Jair Bolsonaro, President of Brazil, visited the headquarters of the CIA at Langley on 18 March as part of his official visit to the United States, his first trip since his appointment in January. He was accompanied by his son, Eduardo and his Justice Minister, Sėrgio Moro. Visits of this sort are not usually controversial. All governments use them. They are an inexpensive way to make distinguished foreign guests feel that little bit more special. (Although, for those of us who have had to conduct such tours they can be right pain in the butt).
However, in this case, the visit has stirred quite a bit of trouble. A former military officer and populist, Bolsonaro is just about the most far-right President that Brazil has ever had.
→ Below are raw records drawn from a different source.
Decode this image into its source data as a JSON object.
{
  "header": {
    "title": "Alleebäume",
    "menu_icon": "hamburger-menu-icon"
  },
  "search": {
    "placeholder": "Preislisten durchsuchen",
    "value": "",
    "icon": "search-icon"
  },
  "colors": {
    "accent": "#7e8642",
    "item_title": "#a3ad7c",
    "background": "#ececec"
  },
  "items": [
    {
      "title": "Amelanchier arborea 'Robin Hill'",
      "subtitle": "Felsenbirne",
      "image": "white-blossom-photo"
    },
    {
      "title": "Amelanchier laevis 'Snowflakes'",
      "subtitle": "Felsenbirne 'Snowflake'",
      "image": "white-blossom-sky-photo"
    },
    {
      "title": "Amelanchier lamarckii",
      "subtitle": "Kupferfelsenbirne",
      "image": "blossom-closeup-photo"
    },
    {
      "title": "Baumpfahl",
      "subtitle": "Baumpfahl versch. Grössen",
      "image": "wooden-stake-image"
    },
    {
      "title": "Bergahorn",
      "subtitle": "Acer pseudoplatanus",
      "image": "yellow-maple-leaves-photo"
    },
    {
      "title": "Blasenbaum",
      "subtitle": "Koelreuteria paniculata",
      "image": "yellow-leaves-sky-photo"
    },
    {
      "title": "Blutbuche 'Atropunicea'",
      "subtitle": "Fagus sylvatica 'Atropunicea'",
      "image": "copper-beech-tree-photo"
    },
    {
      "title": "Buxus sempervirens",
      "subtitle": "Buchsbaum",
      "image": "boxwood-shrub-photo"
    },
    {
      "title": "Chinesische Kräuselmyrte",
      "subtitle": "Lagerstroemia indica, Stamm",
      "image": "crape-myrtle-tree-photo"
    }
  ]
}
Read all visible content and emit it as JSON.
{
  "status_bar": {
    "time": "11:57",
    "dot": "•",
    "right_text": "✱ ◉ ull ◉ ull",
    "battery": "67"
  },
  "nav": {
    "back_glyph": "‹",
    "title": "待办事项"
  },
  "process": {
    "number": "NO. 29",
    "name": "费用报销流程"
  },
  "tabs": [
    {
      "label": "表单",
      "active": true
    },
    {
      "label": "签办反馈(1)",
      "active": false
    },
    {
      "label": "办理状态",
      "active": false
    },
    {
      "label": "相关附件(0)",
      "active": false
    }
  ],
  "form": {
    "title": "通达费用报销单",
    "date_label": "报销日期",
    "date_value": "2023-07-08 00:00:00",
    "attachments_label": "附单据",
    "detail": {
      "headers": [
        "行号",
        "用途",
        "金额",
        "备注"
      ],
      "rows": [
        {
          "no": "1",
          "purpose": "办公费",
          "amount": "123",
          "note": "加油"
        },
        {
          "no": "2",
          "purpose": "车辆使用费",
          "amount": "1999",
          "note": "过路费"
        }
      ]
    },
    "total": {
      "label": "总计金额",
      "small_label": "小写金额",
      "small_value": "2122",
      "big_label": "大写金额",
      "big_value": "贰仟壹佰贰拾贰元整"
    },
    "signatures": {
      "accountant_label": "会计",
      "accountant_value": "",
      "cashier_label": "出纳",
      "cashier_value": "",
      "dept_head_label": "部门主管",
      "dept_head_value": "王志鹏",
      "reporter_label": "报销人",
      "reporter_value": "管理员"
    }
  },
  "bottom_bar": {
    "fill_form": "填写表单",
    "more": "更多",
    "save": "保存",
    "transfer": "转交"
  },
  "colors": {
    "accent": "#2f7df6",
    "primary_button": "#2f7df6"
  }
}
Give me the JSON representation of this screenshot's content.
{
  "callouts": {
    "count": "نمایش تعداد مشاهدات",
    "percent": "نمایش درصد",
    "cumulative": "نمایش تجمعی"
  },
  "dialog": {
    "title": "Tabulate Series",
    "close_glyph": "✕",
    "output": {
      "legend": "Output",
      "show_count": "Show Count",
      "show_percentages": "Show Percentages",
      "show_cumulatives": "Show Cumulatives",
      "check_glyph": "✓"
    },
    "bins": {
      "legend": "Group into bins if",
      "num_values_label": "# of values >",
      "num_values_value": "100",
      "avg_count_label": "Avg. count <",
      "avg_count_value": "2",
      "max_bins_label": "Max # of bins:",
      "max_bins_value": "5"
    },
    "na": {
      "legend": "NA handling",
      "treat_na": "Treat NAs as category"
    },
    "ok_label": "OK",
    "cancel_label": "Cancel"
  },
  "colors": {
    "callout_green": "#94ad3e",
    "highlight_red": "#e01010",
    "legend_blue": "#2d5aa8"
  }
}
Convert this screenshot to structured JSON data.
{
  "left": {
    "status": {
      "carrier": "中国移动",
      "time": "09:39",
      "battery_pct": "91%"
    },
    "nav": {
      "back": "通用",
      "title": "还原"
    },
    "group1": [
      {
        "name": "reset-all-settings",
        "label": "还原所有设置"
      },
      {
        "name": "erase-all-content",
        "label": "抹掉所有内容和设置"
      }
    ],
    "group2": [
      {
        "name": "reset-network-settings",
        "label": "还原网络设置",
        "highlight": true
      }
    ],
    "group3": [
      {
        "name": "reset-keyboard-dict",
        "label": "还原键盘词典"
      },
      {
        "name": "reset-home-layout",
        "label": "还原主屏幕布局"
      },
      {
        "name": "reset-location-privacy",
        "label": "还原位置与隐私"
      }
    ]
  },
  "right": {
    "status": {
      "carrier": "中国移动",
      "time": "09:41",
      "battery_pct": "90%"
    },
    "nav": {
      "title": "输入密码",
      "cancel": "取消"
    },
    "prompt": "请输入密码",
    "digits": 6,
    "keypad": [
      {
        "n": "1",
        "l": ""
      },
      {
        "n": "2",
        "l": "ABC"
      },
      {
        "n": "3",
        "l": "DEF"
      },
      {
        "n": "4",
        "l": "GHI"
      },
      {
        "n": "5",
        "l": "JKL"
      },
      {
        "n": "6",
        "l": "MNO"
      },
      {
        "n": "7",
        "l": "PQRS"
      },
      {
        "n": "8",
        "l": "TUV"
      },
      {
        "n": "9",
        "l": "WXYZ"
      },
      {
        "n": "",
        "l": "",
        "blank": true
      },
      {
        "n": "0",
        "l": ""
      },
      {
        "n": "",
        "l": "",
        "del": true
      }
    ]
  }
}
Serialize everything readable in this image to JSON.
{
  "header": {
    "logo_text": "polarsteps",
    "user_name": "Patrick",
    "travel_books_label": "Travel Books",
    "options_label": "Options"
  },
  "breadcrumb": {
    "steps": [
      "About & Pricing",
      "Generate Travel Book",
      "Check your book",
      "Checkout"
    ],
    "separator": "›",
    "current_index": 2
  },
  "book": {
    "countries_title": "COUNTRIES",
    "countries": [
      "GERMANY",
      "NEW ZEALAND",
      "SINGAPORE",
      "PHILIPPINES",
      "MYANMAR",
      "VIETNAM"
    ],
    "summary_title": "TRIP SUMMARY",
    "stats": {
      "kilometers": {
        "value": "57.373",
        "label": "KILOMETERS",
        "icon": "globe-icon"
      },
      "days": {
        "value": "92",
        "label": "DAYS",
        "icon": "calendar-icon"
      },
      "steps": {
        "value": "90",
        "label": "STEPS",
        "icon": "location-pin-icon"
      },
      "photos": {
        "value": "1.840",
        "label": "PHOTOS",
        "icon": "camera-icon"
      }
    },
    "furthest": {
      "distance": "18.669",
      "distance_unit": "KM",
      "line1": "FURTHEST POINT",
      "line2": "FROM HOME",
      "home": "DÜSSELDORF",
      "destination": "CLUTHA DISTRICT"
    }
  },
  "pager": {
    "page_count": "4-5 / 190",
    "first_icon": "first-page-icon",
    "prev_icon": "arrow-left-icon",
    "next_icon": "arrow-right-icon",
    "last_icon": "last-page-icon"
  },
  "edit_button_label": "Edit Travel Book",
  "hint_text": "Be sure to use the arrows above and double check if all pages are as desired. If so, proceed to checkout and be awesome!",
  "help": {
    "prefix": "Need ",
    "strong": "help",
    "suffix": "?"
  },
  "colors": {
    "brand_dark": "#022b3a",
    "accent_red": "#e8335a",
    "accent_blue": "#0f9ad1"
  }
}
In many ways he is a character straight out of the Donald Trump playbook and has announced plans to give agribusinesses a free hand in exploiting what is left of the Amazon in order to boost Brazil’s economic development. He was the first Brazilian President to ever visit Langley and proudly trumpeted the trip on his son’s Twitter account.
But the work of the CIA is especially sensitive in Brazil. The CIA has its largest South American presence in the country and has frequently meddled in Brazilian politics in the past. The CIA is currently supporting US attempts to overthrow President Nicolas Maduro of Venezuela and in Brazil there are suspicions that the CIA is trying to co-ordinate military intervention by neighbouring South American states including Brazil. A former Brazilian Foreign Minister, Celso Amorim, described the Bolsonaro’s visit as “an expicitly submissive position.” In the long run, this visit to Langley may not have done much for Bolsonaro’s domestic popularity.